Each line of the data has to be written out again exactly as shown.

===== RAW DATA

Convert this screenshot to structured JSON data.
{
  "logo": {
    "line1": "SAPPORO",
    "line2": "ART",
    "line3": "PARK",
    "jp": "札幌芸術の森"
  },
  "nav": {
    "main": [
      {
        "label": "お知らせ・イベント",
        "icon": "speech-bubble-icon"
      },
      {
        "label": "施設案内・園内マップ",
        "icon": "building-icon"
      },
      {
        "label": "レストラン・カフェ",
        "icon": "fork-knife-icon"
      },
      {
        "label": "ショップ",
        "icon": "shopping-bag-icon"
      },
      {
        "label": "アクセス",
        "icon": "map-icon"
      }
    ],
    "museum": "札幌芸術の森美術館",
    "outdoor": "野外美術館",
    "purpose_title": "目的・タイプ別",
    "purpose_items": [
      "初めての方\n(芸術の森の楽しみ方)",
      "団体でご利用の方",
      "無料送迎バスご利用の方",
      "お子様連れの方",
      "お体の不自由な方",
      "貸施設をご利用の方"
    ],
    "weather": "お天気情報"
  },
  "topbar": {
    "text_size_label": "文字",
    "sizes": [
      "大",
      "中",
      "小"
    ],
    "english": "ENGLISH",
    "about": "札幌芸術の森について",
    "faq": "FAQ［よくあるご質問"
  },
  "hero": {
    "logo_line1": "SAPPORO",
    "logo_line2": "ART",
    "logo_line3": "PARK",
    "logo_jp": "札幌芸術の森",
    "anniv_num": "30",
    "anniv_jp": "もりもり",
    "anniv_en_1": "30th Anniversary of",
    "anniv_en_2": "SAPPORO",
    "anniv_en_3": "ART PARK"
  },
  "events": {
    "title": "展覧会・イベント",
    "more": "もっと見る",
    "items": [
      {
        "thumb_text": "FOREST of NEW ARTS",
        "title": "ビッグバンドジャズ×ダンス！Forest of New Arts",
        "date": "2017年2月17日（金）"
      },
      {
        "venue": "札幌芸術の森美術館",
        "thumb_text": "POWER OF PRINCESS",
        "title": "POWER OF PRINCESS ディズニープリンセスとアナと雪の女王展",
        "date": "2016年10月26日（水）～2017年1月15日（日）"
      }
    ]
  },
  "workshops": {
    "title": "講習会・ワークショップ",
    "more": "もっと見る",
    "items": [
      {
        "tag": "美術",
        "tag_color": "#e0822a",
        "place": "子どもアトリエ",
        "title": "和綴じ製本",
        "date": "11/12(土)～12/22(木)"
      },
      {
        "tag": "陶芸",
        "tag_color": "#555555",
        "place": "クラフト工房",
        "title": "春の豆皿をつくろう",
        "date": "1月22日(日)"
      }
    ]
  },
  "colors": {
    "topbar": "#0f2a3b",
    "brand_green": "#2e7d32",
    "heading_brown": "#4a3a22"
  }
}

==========

#### [YOUR RESPONSE]
Convert this screenshot to structured JSON data.
{
  "logo": {
    "line1": "SAPPORO",
    "line2": "ART",
    "line3": "PARK",
    "jp": "札幌芸術の森"
  },
  "nav": {
    "main": [
      {
        "label": "お知らせ・イベント",
        "icon": "speech-bubble-icon"
      },
      {
        "label": "施設案内・園内マップ",
        "icon": "building-icon"
      },
      {
        "label": "レストラン・カフェ",
        "icon": "fork-knife-icon"
      },
      {
        "label": "ショップ",
        "icon": "shopping-bag-icon"
      },
      {
        "label": "アクセス",
        "icon": "map-icon"
      }
    ],
    "museum": "札幌芸術の森美術館",
    "outdoor": "野外美術館",
    "purpose_title": "目的・タイプ別",
    "purpose_items": [
      "初めての方\n(芸術の森の楽しみ方)",
      "団体でご利用の方",
      "無料送迎バスご利用の方",
      "お子様連れの方",
      "お体の不自由な方",
      "貸施設をご利用の方"
    ],
    "weather": "お天気情報"
  },
  "topbar": {
    "text_size_label": "文字",
    "sizes": [
      "大",
      "中",
      "小"
    ],
    "english": "ENGLISH",
    "about": "札幌芸術の森について",
    "faq": "FAQ［よくあるご質問"
  },
  "hero": {
    "logo_line1": "SAPPORO",
    "logo_line2": "ART",
    "logo_line3": "PARK",
    "logo_jp": "札幌芸術の森",
    "anniv_num": "30",
    "anniv_jp": "もりもり",
    "anniv_en_1": "30th Anniversary of",
    "anniv_en_2": "SAPPORO",
    "anniv_en_3": "ART PARK"
  },
  "events": {
    "title": "展覧会・イベント",
    "more": "もっと見る",
    "items": [
      {
        "thumb_text": "FOREST of NEW ARTS",
        "title": "ビッグバンドジャズ×ダンス！Forest of New Arts",
        "date": "2017年2月17日（金）"
      },
      {
        "venue": "札幌芸術の森美術館",
        "thumb_text": "POWER OF PRINCESS",
        "title": "POWER OF PRINCESS ディズニープリンセスとアナと雪の女王展",
        "date": "2016年10月26日（水）～2017年1月15日（日）"
      }
    ]
  },
  "workshops": {
    "title": "講習会・ワークショップ",
    "more": "もっと見る",
    "items": [
      {
        "tag": "美術",
        "tag_color": "#e0822a",
        "place": "子どもアトリエ",
        "title": "和綴じ製本",
        "date": "11/12(土)～12/22(木)"
      },
      {
        "tag": "陶芸",
        "tag_color": "#555555",
        "place": "クラフト工房",
        "title": "春の豆皿をつくろう",
        "date": "1月22日(日)"
      }
    ]
  },
  "colors": {
    "topbar": "#0f2a3b",
    "brand_green": "#2e7d32",
    "heading_brown": "#4a3a22"
  }
}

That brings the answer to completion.